Starring Julia Louis-Dreyfuss and the late, great James Gandolfini, the film centers around Eva and Albert, two divorced, middle-agers who are settled in their lives but open to a new relationship. Their mutual affection is slow-growing, and much like real life, each take the time to assess their feelings. Eva isn’t sure she’s attracted to Albert, and Albert, though interested in Eva, seems slightly broken by his past. They begin to date, and just when you fall for their adorable affections, Eva does something to sabotage what they’ve built.

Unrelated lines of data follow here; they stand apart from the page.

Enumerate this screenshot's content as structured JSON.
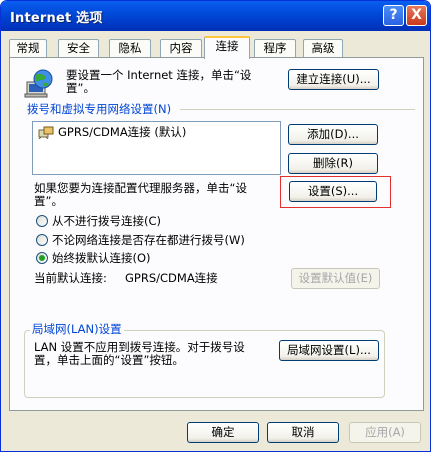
{
  "window": {
    "title": "Internet 选项",
    "help": "?",
    "close": "X"
  },
  "tabs": [
    {
      "label": "常规"
    },
    {
      "label": "安全"
    },
    {
      "label": "隐私"
    },
    {
      "label": "内容"
    },
    {
      "label": "连接"
    },
    {
      "label": "程序"
    },
    {
      "label": "高级"
    }
  ],
  "setup": {
    "text_line1": "要设置一个 Internet 连接，单击“设",
    "text_line2": "置”。",
    "button": "建立连接(U)..."
  },
  "dialup": {
    "section_label": "拨号和虚拟专用网络设置(N)",
    "connections": [
      {
        "name": "GPRS/CDMA连接 (默认)"
      }
    ],
    "add_button": "添加(D)...",
    "remove_button": "删除(R)",
    "proxy_text_line1": "如果您要为连接配置代理服务器，单击“设",
    "proxy_text_line2": "置”。",
    "settings_button": "设置(S)...",
    "options": [
      {
        "label": "从不进行拨号连接(C)",
        "selected": false
      },
      {
        "label": "不论网络连接是否存在都进行拨号(W)",
        "selected": false
      },
      {
        "label": "始终拨默认连接(O)",
        "selected": true
      }
    ],
    "default_label": "当前默认连接:",
    "default_value": "GPRS/CDMA连接",
    "set_default_button": "设置默认值(E)"
  },
  "lan": {
    "group_label": "局域网(LAN)设置",
    "text_line1": "LAN 设置不应用到拨号连接。对于拨号设",
    "text_line2": "置，单击上面的“设置”按钮。",
    "button": "局域网设置(L)..."
  },
  "footer": {
    "ok": "确定",
    "cancel": "取消",
    "apply": "应用(A)"
  },
  "colors": {
    "titlebar": "#0047d6",
    "highlight_box": "#e03030",
    "selected_radio": "#21a121"
  }
}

Though I’ve always been impressed by Louis-Dreyfuss and Gandolfini, this film well exceeded my expectations. Each is known for the extremes of their comedic and dramatic genres, but it’s far more impressive to forgo those extremes for a more nuanced performance. These lovable characters come with a powerful palette of details that are so beautifully subtle, it’s mesmerizing. That’s a feat also attributable to writer and director Nicole Holofcenter,who clearly made a conscious choice to forgo all of Tinseltown’s tritest tricks. During a post-film Q & A at the AARP’s Movies For Grownups Film Festival, Louis-Dreyfus touched on this idea, explaining that she didn’t want a “standard Hollywood kiss,” and instead hoped to get the point across another way. She did just that.

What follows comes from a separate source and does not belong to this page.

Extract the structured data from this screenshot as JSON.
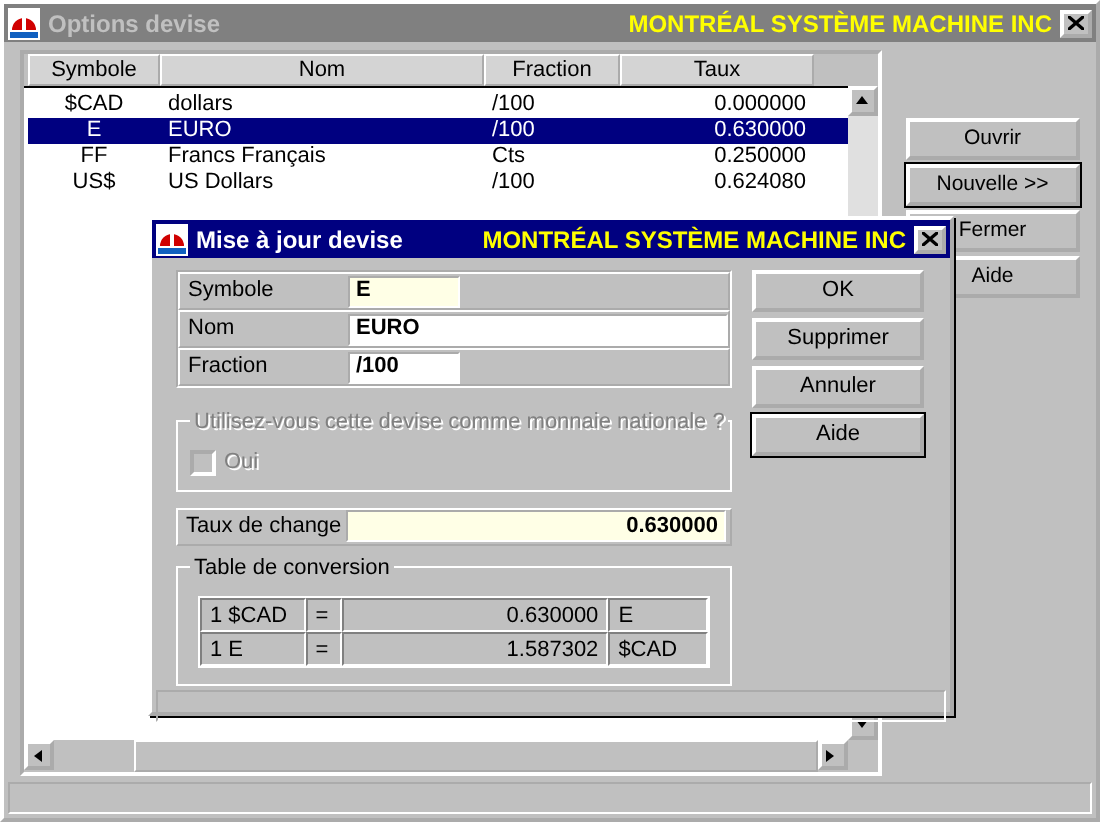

Go see this film. It’s a little gem that’s hard to come by. And as James Gandolfini’s last performance, it does him justice.